- [Your assignment]: Your answer should reproduce every line of the material in which the word "Nehru" occurs.

- [Data excerpts]:
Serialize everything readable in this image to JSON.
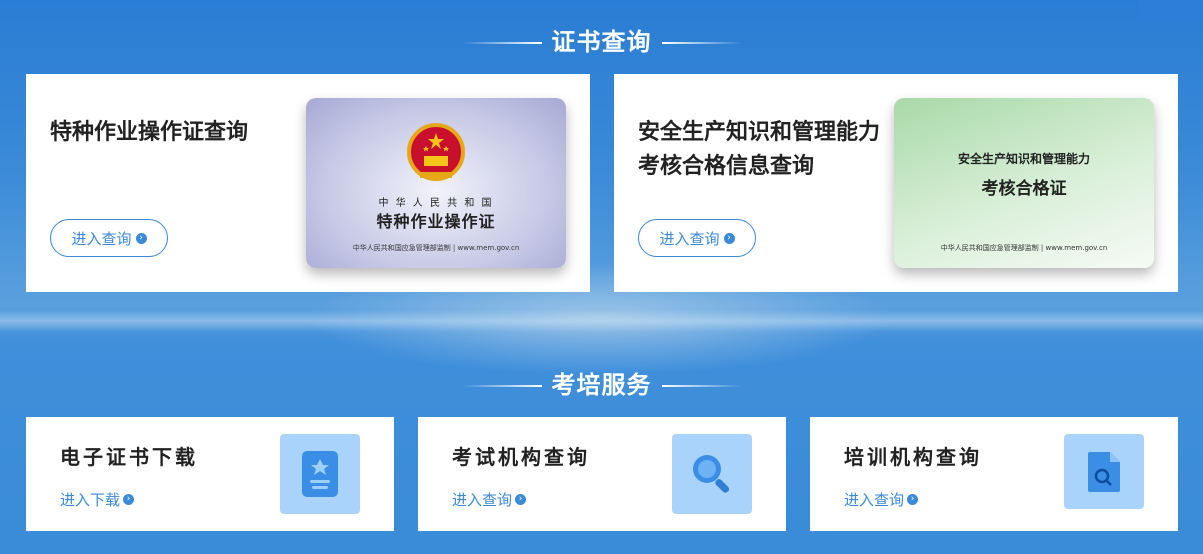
{
  "sections": {
    "certificate_query": {
      "title": "证书查询",
      "card1": {
        "title": "特种作业操作证查询",
        "button": "进入查询",
        "cert_top": "中 华 人 民 共 和 国",
        "cert_name": "特种作业操作证",
        "cert_footer": "中华人民共和国应急管理部监制  |  www.mem.gov.cn"
      },
      "card2": {
        "title_line1": "安全生产知识和管理能力",
        "title_line2": "考核合格信息查询",
        "button": "进入查询",
        "cert_top": "安全生产知识和管理能力",
        "cert_name": "考核合格证",
        "cert_footer": "中华人民共和国应急管理部监制  |  www.mem.gov.cn"
      }
    },
    "training_service": {
      "title": "考培服务",
      "items": [
        {
          "title": "电子证书下载",
          "link": "进入下载",
          "icon": "certificate-download-icon"
        },
        {
          "title": "考试机构查询",
          "link": "进入查询",
          "icon": "magnifier-icon"
        },
        {
          "title": "培训机构查询",
          "link": "进入查询",
          "icon": "document-search-icon"
        }
      ]
    }
  },
  "colors": {
    "accent": "#3a8ad8",
    "tile": "#a9d3fa",
    "background": "#3b8bd6"
  },
  "arrow_glyph": "›"
}
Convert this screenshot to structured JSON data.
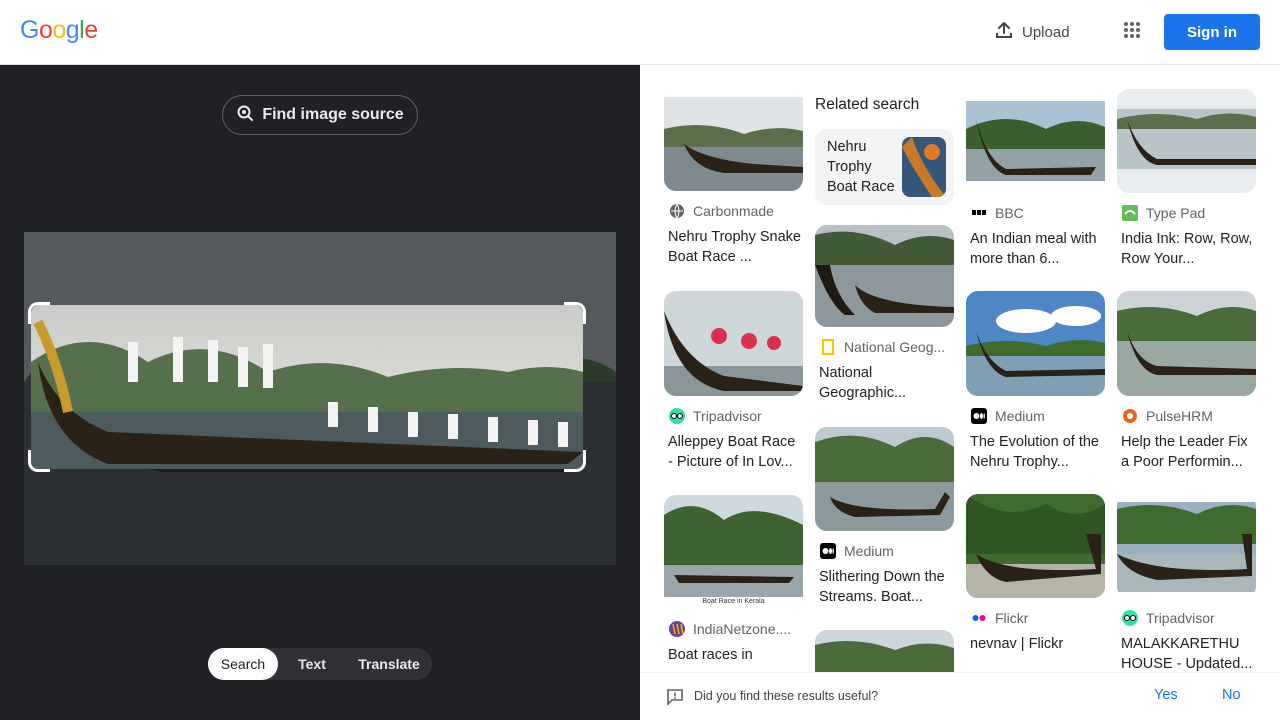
{
  "header": {
    "logo": [
      "G",
      "o",
      "o",
      "g",
      "l",
      "e"
    ],
    "logo_colors": [
      "#4285F4",
      "#EA4335",
      "#FBBC05",
      "#4285F4",
      "#34A853",
      "#EA4335"
    ],
    "upload_label": "Upload",
    "signin_label": "Sign in"
  },
  "left": {
    "find_source_label": "Find image source",
    "tabs": [
      "Search",
      "Text",
      "Translate"
    ],
    "active_tab": "Search"
  },
  "right": {
    "related_heading": "Related search",
    "related_card_text": "Nehru Trophy Boat Race",
    "results": [
      {
        "source": "Carbonmade",
        "title": "Nehru Trophy Snake Boat Race ...",
        "icon": "globe-icon"
      },
      {
        "source": "BBC",
        "title": "An Indian meal with more than 6...",
        "icon": "bbc-icon"
      },
      {
        "source": "Type Pad",
        "title": "India Ink: Row, Row, Row Your...",
        "icon": "typepad-icon"
      },
      {
        "source": "National Geog...",
        "title": "National Geographic...",
        "icon": "natgeo-icon"
      },
      {
        "source": "Tripadvisor",
        "title": "Alleppey Boat Race - Picture of In Lov...",
        "icon": "tripadvisor-icon"
      },
      {
        "source": "Medium",
        "title": "The Evolution of the Nehru Trophy...",
        "icon": "medium-icon"
      },
      {
        "source": "PulseHRM",
        "title": "Help the Leader Fix a Poor Performin...",
        "icon": "pulsehrm-icon"
      },
      {
        "source": "Medium",
        "title": "Slithering Down the Streams. Boat...",
        "icon": "medium-icon"
      },
      {
        "source": "IndiaNetzone....",
        "title": "Boat races in",
        "icon": "indianetzone-icon"
      },
      {
        "source": "Flickr",
        "title": "nevnav | Flickr",
        "icon": "flickr-icon"
      },
      {
        "source": "Tripadvisor",
        "title": "MALAKKARETHU HOUSE - Updated...",
        "icon": "tripadvisor-icon"
      }
    ],
    "thumb_caption": "Boat Race in Kerala"
  },
  "feedback": {
    "question": "Did you find these results useful?",
    "yes": "Yes",
    "no": "No"
  },
  "colors": {
    "accent": "#1a73e8",
    "left_bg": "#202124"
  }
}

- [Expected answer]:
    "related_card_text": "Nehru Trophy Boat Race",
        "title": "Nehru Trophy Snake Boat Race ...",
        "title": "The Evolution of the Nehru Trophy...",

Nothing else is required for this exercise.